Ever gotten down on air viola or air accordion instead of simply air guitar? Ever imagined your high school’s concert band nerds trying to rock out? Ever dreamed that an album could make you think, make you cry, and make you dance, sometimes within the same song?
If you’re curious about any of the above, Funeral, may well be the CD you choose if you can only bring one to that deserted island rock fans always discuss but never want to visit.
With most of the band’s members having been touched by the loss of family members or close friends during the writing and recording of Funeral, Arcade Fire had plenty of emotion to pour into the 10 songs of its first full-length CD. Instead of looking back in sadness and anger, they chose to honor their loved ones with passion, warmth, audacity and ambition. The arrangements, vocals and abrupt tempo changes often scream “Do not try this with your own band!”, but they get away with it, and keep getting away with it throughout the CD.

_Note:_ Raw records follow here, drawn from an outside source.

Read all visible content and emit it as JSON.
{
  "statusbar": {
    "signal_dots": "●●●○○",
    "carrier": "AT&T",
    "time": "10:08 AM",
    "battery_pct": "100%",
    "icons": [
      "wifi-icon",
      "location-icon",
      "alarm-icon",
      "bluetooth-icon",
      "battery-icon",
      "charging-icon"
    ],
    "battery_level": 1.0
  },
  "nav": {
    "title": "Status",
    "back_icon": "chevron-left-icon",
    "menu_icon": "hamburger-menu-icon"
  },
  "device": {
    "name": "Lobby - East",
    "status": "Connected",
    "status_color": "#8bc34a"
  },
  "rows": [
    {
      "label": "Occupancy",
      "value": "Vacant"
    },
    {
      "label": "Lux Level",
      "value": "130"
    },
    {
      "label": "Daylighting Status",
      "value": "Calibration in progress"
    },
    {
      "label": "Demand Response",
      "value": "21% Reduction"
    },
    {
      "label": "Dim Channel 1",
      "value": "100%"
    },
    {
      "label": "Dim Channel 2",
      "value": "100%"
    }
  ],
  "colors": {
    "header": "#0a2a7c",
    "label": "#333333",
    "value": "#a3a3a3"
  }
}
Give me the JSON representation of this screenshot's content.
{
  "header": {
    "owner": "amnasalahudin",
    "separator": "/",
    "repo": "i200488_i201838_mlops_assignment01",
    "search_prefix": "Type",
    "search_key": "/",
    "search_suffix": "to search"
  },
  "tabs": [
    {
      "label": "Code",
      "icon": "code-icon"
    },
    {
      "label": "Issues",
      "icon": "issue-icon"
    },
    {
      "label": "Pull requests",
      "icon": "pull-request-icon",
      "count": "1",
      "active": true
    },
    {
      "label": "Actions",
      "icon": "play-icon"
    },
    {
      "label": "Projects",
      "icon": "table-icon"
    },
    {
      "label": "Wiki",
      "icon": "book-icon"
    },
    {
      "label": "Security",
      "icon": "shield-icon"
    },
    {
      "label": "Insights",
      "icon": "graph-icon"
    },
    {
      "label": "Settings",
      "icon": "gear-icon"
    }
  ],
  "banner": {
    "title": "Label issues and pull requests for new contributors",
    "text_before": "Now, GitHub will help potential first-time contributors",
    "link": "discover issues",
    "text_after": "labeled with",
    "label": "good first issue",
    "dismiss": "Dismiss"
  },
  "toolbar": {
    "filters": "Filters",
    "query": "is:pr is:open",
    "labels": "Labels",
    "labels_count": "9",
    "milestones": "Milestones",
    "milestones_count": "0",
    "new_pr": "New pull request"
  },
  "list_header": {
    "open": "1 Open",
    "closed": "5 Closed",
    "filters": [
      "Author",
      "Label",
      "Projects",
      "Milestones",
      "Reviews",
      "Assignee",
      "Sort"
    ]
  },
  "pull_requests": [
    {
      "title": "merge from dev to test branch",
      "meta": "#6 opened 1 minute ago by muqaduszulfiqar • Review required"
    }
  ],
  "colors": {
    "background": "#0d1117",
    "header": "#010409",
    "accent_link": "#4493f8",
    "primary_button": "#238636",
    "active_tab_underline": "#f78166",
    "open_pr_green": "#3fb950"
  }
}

The bouillabaisse of classical influences and rock ferocity brewing in Montreal slowly overwhelmed critics and built the Cult of AF upon Funeral’s release in late 2004. It is powered by the husband-and-wife engine of Texan singer-guitarist Win Butler, whose six instruments on the album include piano and gourd (!), and Regine Chassagne, daughter of Haitian refugees, whose portfolio includes keyboards, xylophone, accordion and percussion. Richard Reed Parry tops the instrument count, however, with eight, as the band swaps them on virtually every song.
Sadness runs beneath much of Funeral, but this cannot be called sad music. It’s more like something you might hear at a rambunctious wake, or the kind of Viking funeral you might want for a sendoff when your time comes.
Funeral by Arcade Fire
“Neighborhood #1 (Tunnels)”
“Neighborhood #2 (Laika)”
“Une Année Sans Lumiere”
“Neighborhood #3 (Power Out)”
“Neighborhood #4 (7 Kettles)”
“Crown Of Love”
“In The Backseat”